A complete examination of the gum tissue and surrounding structured of the teeth is performed by the dental hygienist to monitor the presence or progression of gum disease. A thorough cleaning of the teeth to remove plaque and hard deposits that form below the gumline and around each tooth can help to prevent decay and gum disease when performed at regular intervals.
Dental X-rays are an important part of a diagnosis. A complete series of X-rays will capture the root tips of all the teeth and bone surrounding them, looking for decay, bone loss, and oral cancer. It is recommended every 3-5 years. Bitewing X-rays capture a limited view and are usually taken on a yearly basis. They allow the dentist and hygienist to look in between the teeth to monitor for decay and bone loss.
ORAL CANCER SCREENING
During the dental exam, the dentist and hygienist will look for signs of oral cancer. This can include feeling under the jaw, the sides of your neck, and the insides of your lips and cheeks. They will also examine the sides of your tongue and the roof and floor of your mouth.
Your dentist and hygienist will demonstrate proper cleaning techniques for your teeth or dentures. They may also inform you about how your lifestyle factors, medications, and overall health may be effecting your oral health.
Fluoride is a natural element found in the earth's crust as well as water and air. Fluoride helps developing teeth in children by mixing with the tooth's enamel to make it harder and more resistant to decay. Fluoride also helps by replacing the mineral lost in the developed teeth in adults and children to give them some cavity protection.

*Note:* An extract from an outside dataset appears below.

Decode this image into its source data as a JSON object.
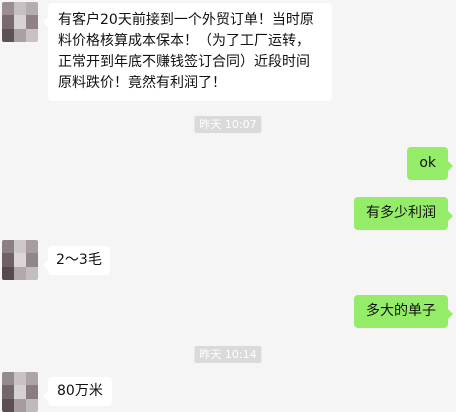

A preventative sealant is a plastic coating that is painted in the pits and grooves of the permanent molars to prevent decay. They are most effective when applied soon after eruption of the first and second permanent molars, usually around ages 6 to 12.